SINGAPORE: Oil prices on Thursday fell from four-year highs reached the previous session, pressured by rising U.S. inventories and after sources said Russia and Saudi Arabia struck a private deal in September to raise crude output.
Brent crude oil futures were trading at $85.85 per barrel at 0104 GMT, down 44 cents, or 0.5 percent, from their last close.
Brent on Wednesday hit a four-year high of $86.74 a barrel.
U.S. West Texas Intermediate (WTI) crude futures were down 30 cents, or 0.4 percent, at $76.11 a barrel.
U.S. crude oil stocks rose by nearly 8 million barrels last week to about 404 million barrels, the biggest increase since March 2017, Energy Information Administration data showed on Wednesday.
U.S. weekly Midwest refinery utilization rates dropped to 78.9 percent, their lowest since October 2015, according to the data.
Meanwhile, U.S. crude oil production remained at a record high of 11.1 million barrels per day (bpd).
Russia and Saudi Arabia struck a private deal in September to raise oil output to cool rising prices, it was reported on Wednesday, before consulting with other producers, including the rest of the Organization of the Petroleum Exporting Countries (OPEC).
Russia’s and Saudi Arabia’s actions come as markets have heated up ahead of U.S. sanctions against Iran’s oil sector, which are set to kick in from Nov. 4, and which many analysts expect to knock around 1.5 million bpd of supply out of markets.

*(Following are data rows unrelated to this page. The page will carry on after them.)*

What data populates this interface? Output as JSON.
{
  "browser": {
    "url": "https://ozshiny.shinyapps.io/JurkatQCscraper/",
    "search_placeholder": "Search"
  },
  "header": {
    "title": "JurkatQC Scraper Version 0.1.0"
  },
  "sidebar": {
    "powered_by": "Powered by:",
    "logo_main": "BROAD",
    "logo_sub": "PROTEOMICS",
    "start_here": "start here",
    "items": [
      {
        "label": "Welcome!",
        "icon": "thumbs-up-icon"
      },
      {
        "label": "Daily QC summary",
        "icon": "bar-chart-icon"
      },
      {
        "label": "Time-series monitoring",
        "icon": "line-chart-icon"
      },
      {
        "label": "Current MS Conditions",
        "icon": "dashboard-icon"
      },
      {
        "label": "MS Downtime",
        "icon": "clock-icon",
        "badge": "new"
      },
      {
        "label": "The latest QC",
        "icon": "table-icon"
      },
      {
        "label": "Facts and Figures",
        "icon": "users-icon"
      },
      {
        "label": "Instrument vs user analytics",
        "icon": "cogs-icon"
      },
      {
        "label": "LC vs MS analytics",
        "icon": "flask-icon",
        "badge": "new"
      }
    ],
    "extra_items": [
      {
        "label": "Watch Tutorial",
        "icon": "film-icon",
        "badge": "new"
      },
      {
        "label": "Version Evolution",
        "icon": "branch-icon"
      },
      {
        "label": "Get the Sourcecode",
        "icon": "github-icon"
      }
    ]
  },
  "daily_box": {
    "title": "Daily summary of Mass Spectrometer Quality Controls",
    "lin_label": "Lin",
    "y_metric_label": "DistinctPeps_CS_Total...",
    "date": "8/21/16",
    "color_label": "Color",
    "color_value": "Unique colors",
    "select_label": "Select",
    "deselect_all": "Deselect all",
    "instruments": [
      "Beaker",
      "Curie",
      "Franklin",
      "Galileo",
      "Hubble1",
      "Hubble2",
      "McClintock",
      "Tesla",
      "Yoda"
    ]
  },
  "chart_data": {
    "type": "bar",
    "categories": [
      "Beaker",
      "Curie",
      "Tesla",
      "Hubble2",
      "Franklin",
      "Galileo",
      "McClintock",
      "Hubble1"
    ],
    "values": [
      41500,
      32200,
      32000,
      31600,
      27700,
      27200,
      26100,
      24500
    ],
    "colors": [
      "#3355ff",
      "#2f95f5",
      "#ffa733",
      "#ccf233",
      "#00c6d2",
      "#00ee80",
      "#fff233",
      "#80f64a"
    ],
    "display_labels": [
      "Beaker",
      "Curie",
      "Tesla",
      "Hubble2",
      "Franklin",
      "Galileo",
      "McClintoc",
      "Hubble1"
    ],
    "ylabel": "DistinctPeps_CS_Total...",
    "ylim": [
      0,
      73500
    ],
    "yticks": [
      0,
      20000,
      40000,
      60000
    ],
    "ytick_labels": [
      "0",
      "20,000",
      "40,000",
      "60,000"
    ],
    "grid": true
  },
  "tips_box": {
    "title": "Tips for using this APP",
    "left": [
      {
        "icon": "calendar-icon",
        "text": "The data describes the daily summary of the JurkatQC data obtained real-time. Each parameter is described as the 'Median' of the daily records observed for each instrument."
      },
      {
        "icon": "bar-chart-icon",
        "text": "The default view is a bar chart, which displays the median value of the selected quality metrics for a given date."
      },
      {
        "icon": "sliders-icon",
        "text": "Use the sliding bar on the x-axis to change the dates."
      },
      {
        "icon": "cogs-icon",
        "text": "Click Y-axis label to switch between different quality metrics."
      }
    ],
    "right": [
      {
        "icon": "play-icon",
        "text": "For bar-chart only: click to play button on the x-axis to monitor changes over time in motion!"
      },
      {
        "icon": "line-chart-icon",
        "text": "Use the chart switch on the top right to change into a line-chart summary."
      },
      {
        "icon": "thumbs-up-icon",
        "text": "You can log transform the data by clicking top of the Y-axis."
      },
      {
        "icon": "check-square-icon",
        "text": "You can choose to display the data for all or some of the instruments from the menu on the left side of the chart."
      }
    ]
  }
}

On the demand side, there is increasing concern that high oil prices and weakening emerging market currencies are creating a toxic inflationary mix that could erode fuel demand and economic growth.